*** Block opens ***
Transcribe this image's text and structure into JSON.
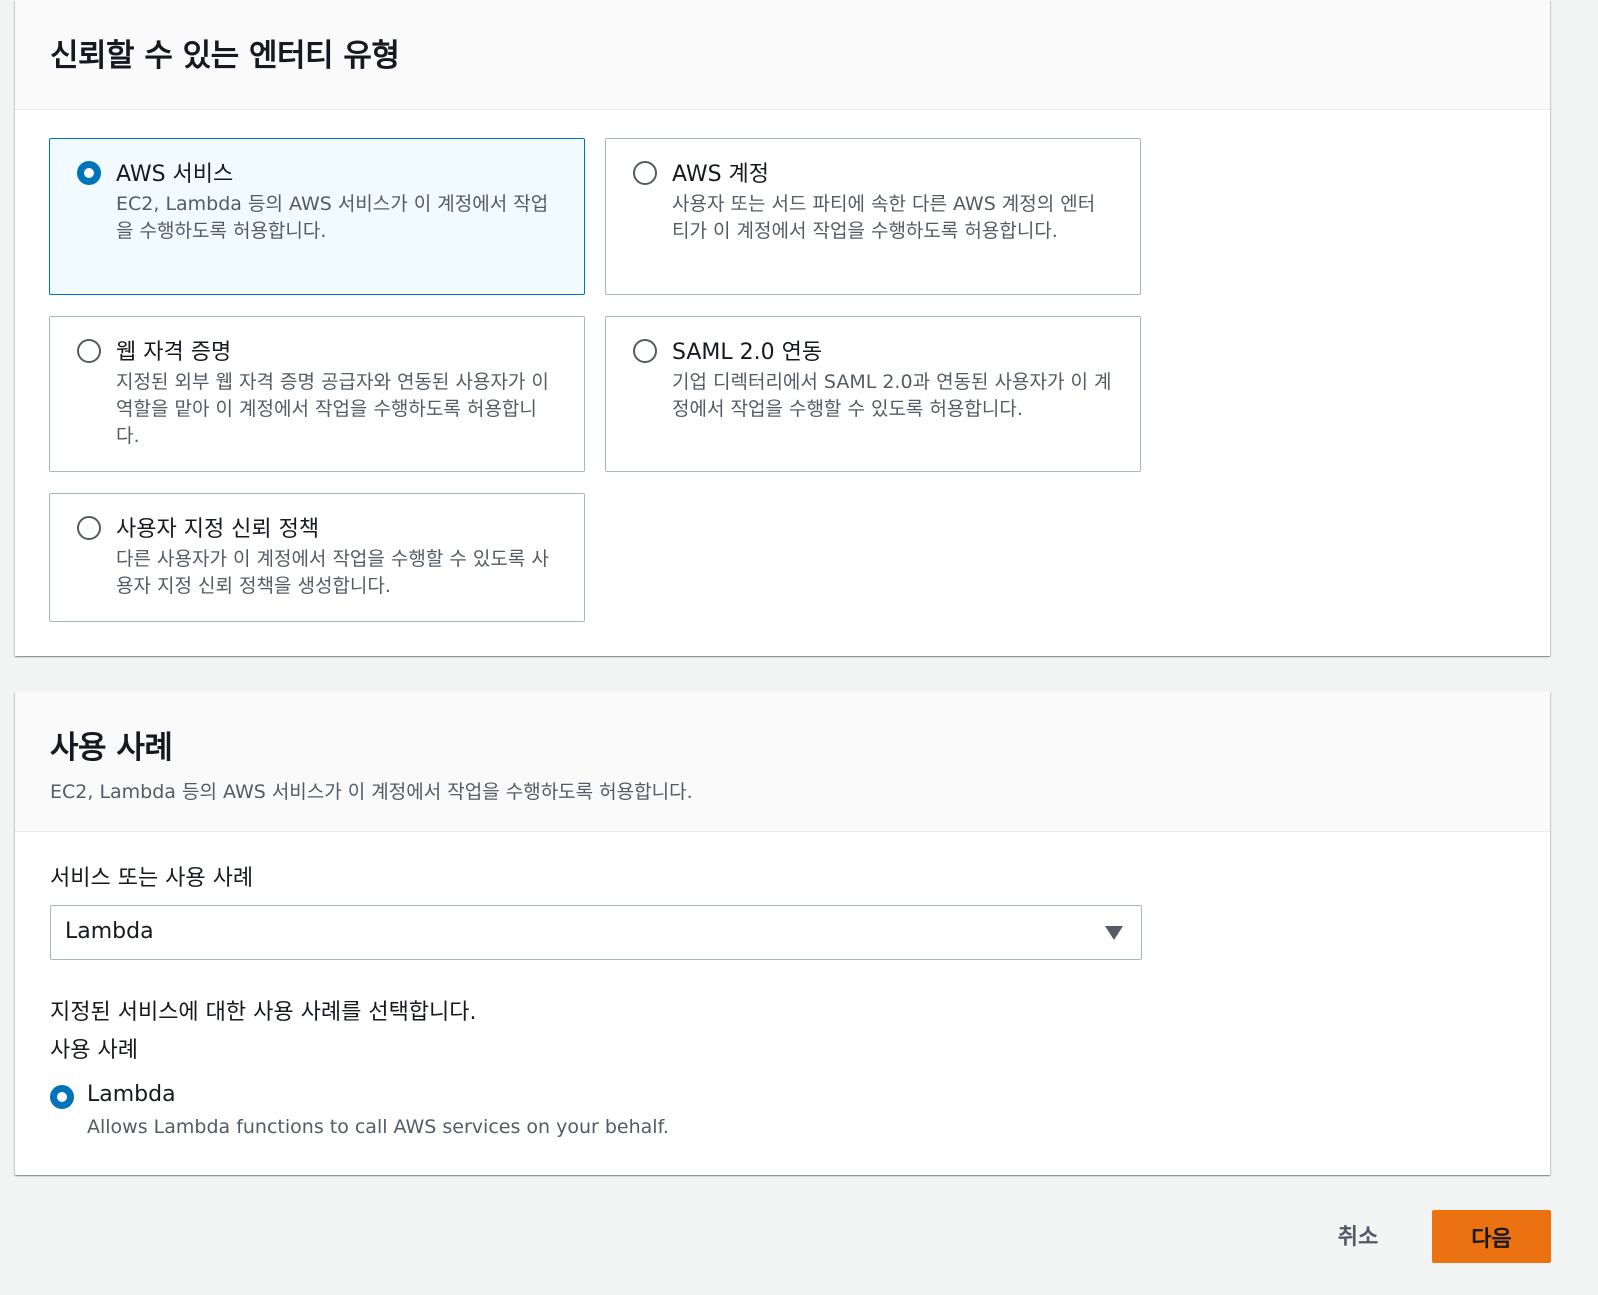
{
  "trust_section": {
    "title": "신뢰할 수 있는 엔터티 유형",
    "options": [
      {
        "title": "AWS 서비스",
        "desc": "EC2, Lambda 등의 AWS 서비스가 이 계정에서 작업을 수행하도록 허용합니다.",
        "selected": true
      },
      {
        "title": "AWS 계정",
        "desc": "사용자 또는 서드 파티에 속한 다른 AWS 계정의 엔터티가 이 계정에서 작업을 수행하도록 허용합니다.",
        "selected": false
      },
      {
        "title": "웹 자격 증명",
        "desc": "지정된 외부 웹 자격 증명 공급자와 연동된 사용자가 이 역할을 맡아 이 계정에서 작업을 수행하도록 허용합니다.",
        "selected": false
      },
      {
        "title": "SAML 2.0 연동",
        "desc": "기업 디렉터리에서 SAML 2.0과 연동된 사용자가 이 계정에서 작업을 수행할 수 있도록 허용합니다.",
        "selected": false
      },
      {
        "title": "사용자 지정 신뢰 정책",
        "desc": "다른 사용자가 이 계정에서 작업을 수행할 수 있도록 사용자 지정 신뢰 정책을 생성합니다.",
        "selected": false
      }
    ]
  },
  "use_case_section": {
    "title": "사용 사례",
    "description": "EC2, Lambda 등의 AWS 서비스가 이 계정에서 작업을 수행하도록 허용합니다.",
    "select_label": "서비스 또는 사용 사례",
    "select_value": "Lambda",
    "helper_text": "지정된 서비스에 대한 사용 사례를 선택합니다.",
    "use_case_label": "사용 사례",
    "option": {
      "label": "Lambda",
      "desc": "Allows Lambda functions to call AWS services on your behalf.",
      "selected": true
    }
  },
  "footer": {
    "cancel_label": "취소",
    "next_label": "다음"
  },
  "colors": {
    "primary_button": "#ec7211",
    "selected_accent": "#0073bb",
    "selected_tile_bg": "#f1faff"
  }
}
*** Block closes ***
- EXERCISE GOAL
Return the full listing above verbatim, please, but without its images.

- TASK ANSWER
Transcribe this image's text and structure into JSON.
{
  "trust_section": {
    "title": "신뢰할 수 있는 엔터티 유형",
    "options": [
      {
        "title": "AWS 서비스",
        "desc": "EC2, Lambda 등의 AWS 서비스가 이 계정에서 작업을 수행하도록 허용합니다.",
        "selected": true
      },
      {
        "title": "AWS 계정",
        "desc": "사용자 또는 서드 파티에 속한 다른 AWS 계정의 엔터티가 이 계정에서 작업을 수행하도록 허용합니다.",
        "selected": false
      },
      {
        "title": "웹 자격 증명",
        "desc": "지정된 외부 웹 자격 증명 공급자와 연동된 사용자가 이 역할을 맡아 이 계정에서 작업을 수행하도록 허용합니다.",
        "selected": false
      },
      {
        "title": "SAML 2.0 연동",
        "desc": "기업 디렉터리에서 SAML 2.0과 연동된 사용자가 이 계정에서 작업을 수행할 수 있도록 허용합니다.",
        "selected": false
      },
      {
        "title": "사용자 지정 신뢰 정책",
        "desc": "다른 사용자가 이 계정에서 작업을 수행할 수 있도록 사용자 지정 신뢰 정책을 생성합니다.",
        "selected": false
      }
    ]
  },
  "use_case_section": {
    "title": "사용 사례",
    "description": "EC2, Lambda 등의 AWS 서비스가 이 계정에서 작업을 수행하도록 허용합니다.",
    "select_label": "서비스 또는 사용 사례",
    "select_value": "Lambda",
    "helper_text": "지정된 서비스에 대한 사용 사례를 선택합니다.",
    "use_case_label": "사용 사례",
    "option": {
      "label": "Lambda",
      "desc": "Allows Lambda functions to call AWS services on your behalf.",
      "selected": true
    }
  },
  "footer": {
    "cancel_label": "취소",
    "next_label": "다음"
  },
  "colors": {
    "primary_button": "#ec7211",
    "selected_accent": "#0073bb",
    "selected_tile_bg": "#f1faff"
  }
}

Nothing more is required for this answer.